"Staff will be swapped between organisations on a seconded basis," he explained.
"All the actions to enable that to happen are within the exchange are online and available, so it's a very simple process for companies to register their membership, and put up staff profiles.
"It's something that a local employer can do by sharing skills with other local employers," added Mr Lennon
Ballymena became the first Skill Exchange hub when the scheme was unveiled on Tuesday and in the next six months three more hubs will be set up across Northern Ireland. By the end of 2013 there will be 35 Skill Exchange hubs across the UK.
That means staff will be able to travel to work opportunities across the UK, widening the possibility of employment.
Ian Paisley, MP for North Antrim, welcomed the initiative's first hub in Ballymena, where almost 250 jobs were cut this month when building firm Patton went into administration. He said the arrival of Skill Exchange is something positive during a time of economic hardship.
"Here's an opportunity that's saying 'look, we've a huge skill base here, let's share the people around, let's build the talent and let's make sure when opportunities start to develop the skills are still there to take up the job'," he told UTV.

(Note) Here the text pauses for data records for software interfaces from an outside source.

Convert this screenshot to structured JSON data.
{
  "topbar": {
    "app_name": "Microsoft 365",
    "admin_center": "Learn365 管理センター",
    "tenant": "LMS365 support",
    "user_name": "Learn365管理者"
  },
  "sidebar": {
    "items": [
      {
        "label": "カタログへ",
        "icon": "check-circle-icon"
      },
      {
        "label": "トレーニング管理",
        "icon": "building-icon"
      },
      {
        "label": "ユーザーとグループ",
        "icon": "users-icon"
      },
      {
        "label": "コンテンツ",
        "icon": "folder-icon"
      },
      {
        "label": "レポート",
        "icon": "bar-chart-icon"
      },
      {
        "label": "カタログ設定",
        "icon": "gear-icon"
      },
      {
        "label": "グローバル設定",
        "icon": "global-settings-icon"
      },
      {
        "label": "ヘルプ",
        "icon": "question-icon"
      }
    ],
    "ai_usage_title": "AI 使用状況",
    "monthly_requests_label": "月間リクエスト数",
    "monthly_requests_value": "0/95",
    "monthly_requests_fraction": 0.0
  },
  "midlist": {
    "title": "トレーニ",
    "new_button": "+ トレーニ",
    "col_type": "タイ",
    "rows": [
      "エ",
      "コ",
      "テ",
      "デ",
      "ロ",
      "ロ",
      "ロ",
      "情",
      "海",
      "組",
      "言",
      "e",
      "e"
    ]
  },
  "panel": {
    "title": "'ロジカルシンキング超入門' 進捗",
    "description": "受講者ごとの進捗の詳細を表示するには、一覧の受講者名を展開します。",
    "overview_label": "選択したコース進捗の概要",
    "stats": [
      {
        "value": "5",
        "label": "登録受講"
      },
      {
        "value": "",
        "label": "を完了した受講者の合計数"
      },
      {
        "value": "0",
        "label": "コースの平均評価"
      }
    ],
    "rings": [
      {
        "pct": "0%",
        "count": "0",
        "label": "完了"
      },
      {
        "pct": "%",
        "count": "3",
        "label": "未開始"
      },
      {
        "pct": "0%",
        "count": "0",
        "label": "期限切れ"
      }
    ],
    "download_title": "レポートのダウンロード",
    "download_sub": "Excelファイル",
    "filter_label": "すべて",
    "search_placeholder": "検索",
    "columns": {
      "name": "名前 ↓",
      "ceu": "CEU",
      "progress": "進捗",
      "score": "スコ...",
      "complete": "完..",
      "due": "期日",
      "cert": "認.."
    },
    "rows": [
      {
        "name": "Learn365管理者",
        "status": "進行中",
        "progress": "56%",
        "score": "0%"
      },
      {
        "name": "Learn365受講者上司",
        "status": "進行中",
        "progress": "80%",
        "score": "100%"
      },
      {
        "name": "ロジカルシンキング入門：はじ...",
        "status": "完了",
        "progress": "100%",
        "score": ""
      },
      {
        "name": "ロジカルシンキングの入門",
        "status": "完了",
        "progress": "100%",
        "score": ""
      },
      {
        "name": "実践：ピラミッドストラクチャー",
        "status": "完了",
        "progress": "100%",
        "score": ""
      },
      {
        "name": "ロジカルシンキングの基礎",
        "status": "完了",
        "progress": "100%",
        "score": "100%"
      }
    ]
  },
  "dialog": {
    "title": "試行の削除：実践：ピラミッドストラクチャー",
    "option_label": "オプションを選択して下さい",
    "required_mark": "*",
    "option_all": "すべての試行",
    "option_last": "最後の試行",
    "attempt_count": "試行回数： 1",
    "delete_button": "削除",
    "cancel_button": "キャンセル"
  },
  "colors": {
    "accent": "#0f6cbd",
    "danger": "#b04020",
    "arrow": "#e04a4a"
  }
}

Michelin, Moy Park, JTI, Dunbia, Wrightbus and the Northern Regional College have funded this project in its entirety. This will allow smaller and small-medium enterprises (SMEs) and others in the area to benefit from the skills exchange free of charge.
Minister for Employment and Learning Dr Stephen Farry said the local companies should be applauded for getting behind the scheme.
"This initiative will help to retain and develop our highly valuable skilled workers. This is better for both local companies and individuals as staff can be placed into meaningful alternative work instead of facing unemployment. I look forward to seeing how this develops in Ballymena."
While Enterprise Minister Arlene Foster said she believes the Skills Exchange will provide opportunities for small organisations in the town.
"By coming together in this way, larger employers can share practical ideas and local SMEs can benefit from the secondment of highly skilled members of staff.
"Working in partnership by sharing skills and problem solving solutions that have worked for them, means larger firms can really help make a difference to their smaller peers," she added.